## [WHAT YOU SHOULD DO]
With the string "taskbar" as the filter, copy each matching line from the records.

━━━━━ DATASET RECORDS

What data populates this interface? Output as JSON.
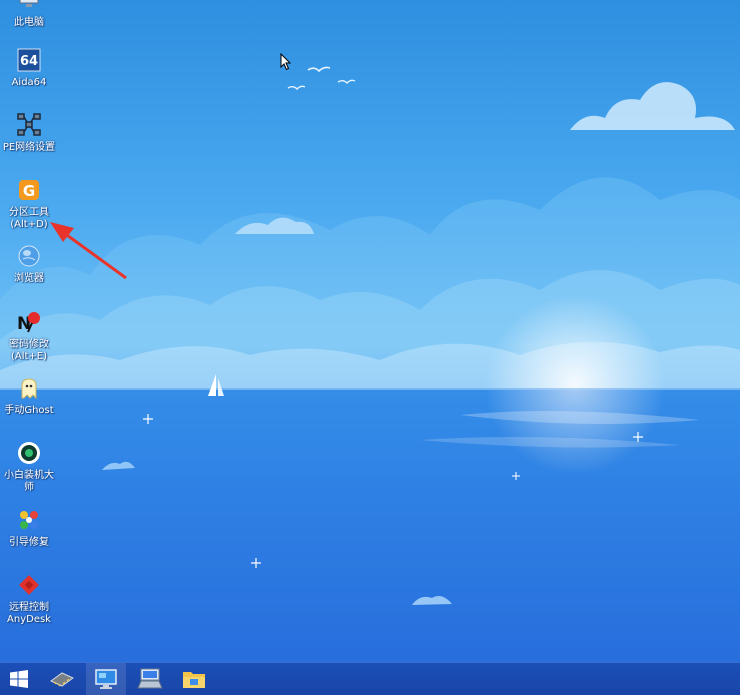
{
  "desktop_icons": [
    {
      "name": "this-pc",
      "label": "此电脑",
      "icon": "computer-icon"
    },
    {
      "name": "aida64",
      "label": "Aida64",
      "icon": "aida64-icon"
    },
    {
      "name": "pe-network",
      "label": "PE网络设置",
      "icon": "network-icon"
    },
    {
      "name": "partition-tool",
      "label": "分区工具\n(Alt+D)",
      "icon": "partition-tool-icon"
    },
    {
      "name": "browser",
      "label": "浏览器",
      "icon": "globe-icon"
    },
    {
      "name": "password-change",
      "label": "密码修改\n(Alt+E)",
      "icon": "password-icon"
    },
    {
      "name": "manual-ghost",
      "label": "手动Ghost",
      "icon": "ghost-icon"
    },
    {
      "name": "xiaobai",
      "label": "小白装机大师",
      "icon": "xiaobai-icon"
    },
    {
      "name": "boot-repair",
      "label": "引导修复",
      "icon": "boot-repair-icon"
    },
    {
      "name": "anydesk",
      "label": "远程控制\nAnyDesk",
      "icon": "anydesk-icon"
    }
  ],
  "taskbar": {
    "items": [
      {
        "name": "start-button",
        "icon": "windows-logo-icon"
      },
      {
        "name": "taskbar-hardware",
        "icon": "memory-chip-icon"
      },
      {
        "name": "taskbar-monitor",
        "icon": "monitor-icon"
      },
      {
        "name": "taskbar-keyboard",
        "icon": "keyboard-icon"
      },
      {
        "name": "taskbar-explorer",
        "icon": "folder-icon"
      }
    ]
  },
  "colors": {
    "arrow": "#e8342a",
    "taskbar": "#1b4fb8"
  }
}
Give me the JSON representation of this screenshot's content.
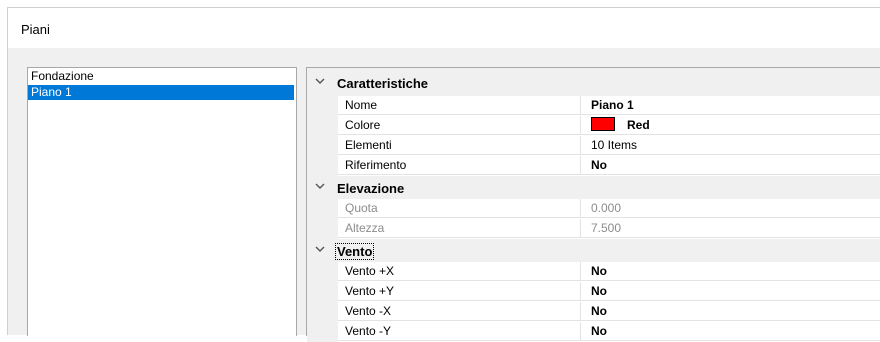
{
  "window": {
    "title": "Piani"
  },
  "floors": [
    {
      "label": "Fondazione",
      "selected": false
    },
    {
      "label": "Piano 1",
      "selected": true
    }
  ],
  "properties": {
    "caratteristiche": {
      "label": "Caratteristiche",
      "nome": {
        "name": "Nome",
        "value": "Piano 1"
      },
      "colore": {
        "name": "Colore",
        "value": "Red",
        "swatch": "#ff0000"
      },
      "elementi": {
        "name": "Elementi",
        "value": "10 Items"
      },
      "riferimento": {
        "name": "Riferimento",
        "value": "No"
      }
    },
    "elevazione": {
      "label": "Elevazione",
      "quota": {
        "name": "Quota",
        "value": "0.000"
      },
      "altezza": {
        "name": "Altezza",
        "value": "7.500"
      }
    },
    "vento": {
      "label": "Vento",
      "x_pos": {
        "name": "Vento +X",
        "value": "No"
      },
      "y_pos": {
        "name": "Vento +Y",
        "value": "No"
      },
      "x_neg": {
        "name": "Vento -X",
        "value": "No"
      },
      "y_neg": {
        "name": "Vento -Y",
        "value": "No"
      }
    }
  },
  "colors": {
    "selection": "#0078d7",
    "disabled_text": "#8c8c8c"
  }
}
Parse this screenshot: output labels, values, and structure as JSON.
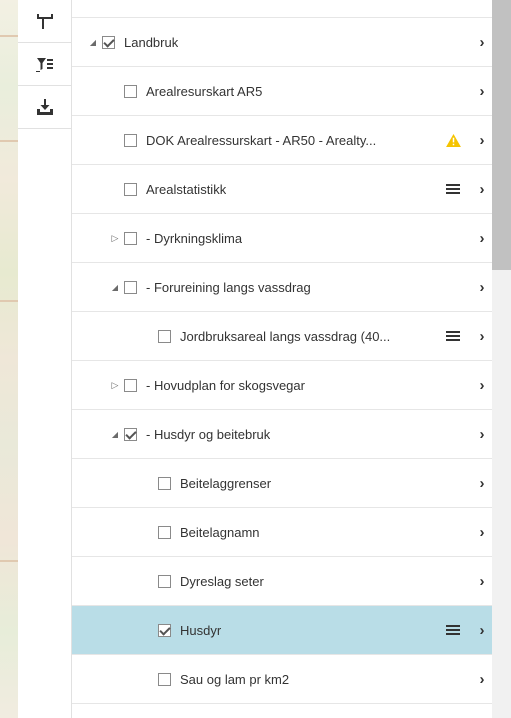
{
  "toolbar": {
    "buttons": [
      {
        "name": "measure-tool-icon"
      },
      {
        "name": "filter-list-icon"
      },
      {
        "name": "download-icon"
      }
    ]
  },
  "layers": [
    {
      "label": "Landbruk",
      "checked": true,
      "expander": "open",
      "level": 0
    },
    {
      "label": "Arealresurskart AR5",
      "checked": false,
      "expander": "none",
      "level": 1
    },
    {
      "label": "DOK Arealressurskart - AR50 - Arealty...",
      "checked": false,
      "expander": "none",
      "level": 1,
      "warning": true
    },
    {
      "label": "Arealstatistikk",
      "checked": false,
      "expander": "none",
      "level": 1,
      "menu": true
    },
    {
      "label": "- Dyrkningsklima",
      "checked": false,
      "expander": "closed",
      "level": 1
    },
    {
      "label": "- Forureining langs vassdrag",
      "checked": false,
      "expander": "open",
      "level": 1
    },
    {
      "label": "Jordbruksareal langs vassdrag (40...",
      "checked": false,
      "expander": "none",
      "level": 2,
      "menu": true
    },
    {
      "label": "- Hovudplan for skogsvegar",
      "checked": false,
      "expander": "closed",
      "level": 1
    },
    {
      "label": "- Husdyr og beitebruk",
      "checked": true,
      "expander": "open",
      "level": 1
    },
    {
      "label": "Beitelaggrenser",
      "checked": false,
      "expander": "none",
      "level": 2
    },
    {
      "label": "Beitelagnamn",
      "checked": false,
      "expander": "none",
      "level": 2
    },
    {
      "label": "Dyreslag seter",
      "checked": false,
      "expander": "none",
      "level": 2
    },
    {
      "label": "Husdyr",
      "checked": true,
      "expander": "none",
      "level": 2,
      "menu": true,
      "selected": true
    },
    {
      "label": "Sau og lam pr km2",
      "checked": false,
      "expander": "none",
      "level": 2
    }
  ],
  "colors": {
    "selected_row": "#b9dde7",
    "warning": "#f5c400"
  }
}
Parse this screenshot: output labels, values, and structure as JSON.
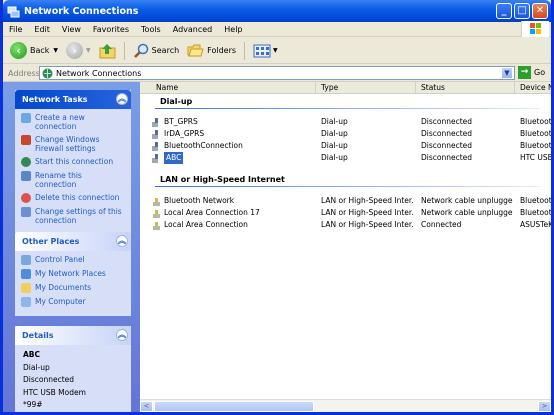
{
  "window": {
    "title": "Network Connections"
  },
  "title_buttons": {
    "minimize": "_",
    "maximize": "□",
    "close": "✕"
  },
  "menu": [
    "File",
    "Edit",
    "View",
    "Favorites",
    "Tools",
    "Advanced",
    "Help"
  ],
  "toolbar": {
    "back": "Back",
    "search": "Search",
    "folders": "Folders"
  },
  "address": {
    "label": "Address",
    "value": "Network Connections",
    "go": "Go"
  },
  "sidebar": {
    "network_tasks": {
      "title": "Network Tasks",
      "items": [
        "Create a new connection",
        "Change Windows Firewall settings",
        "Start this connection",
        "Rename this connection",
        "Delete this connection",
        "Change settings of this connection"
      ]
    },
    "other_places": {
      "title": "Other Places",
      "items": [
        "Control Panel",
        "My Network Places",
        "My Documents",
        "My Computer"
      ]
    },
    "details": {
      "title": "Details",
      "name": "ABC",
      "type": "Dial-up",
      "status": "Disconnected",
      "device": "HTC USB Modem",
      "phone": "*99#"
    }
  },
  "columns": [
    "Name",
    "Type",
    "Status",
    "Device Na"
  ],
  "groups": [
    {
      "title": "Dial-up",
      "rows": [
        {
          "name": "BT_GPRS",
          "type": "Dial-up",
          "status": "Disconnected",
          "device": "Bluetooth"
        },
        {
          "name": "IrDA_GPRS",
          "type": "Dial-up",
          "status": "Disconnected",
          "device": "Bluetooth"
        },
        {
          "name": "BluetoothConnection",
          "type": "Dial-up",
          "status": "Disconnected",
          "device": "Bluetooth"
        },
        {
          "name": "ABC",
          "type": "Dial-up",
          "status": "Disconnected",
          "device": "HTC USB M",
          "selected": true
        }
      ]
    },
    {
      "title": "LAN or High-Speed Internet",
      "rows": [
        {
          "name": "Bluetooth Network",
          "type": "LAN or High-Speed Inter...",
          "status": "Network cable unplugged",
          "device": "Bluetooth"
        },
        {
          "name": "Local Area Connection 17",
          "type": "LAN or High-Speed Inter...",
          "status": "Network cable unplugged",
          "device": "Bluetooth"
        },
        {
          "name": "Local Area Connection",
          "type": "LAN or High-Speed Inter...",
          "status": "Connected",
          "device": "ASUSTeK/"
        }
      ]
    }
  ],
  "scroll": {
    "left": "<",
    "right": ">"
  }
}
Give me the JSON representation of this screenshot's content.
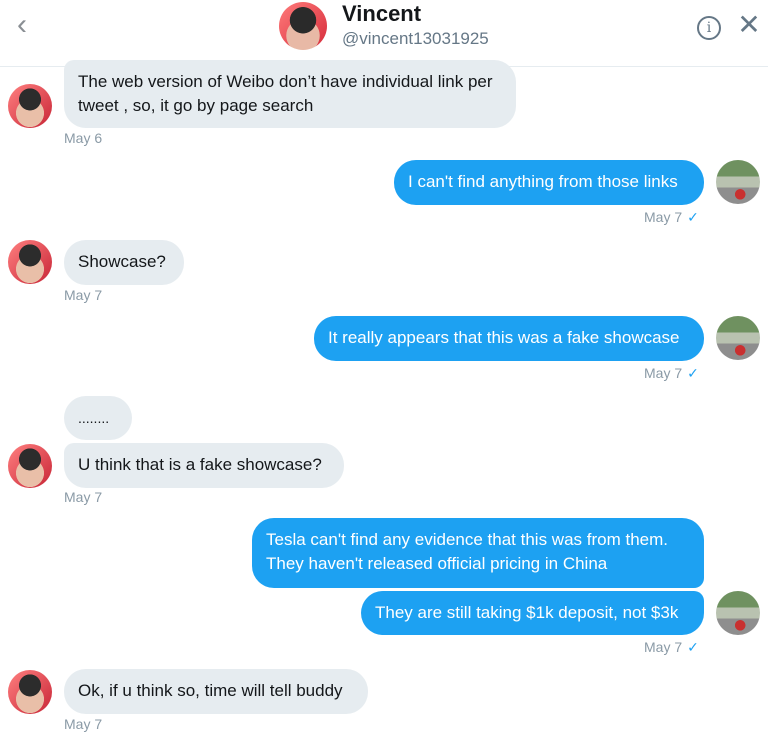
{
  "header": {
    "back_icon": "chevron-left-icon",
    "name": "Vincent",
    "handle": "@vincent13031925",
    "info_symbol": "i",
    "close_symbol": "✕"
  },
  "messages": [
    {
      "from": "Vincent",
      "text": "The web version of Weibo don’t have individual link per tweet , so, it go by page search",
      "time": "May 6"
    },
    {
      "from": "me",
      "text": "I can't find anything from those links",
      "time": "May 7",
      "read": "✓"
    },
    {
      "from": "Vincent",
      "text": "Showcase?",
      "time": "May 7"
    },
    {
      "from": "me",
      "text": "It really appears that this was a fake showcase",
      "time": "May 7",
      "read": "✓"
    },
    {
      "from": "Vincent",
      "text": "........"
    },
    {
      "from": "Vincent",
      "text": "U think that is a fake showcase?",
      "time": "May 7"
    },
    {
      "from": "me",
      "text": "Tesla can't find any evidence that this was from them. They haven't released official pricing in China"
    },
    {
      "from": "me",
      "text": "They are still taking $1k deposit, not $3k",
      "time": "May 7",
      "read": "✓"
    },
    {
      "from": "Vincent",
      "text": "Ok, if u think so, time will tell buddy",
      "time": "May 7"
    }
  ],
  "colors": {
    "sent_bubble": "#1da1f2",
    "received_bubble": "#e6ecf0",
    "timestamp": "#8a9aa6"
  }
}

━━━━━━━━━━

## [OUTPUT FOR THIS TASK]
  "taskbar": {
        "name": "taskbar-hardware",
        "name": "taskbar-monitor",
        "name": "taskbar-keyboard",
        "name": "taskbar-explorer",
    "taskbar": "#1b4fb8"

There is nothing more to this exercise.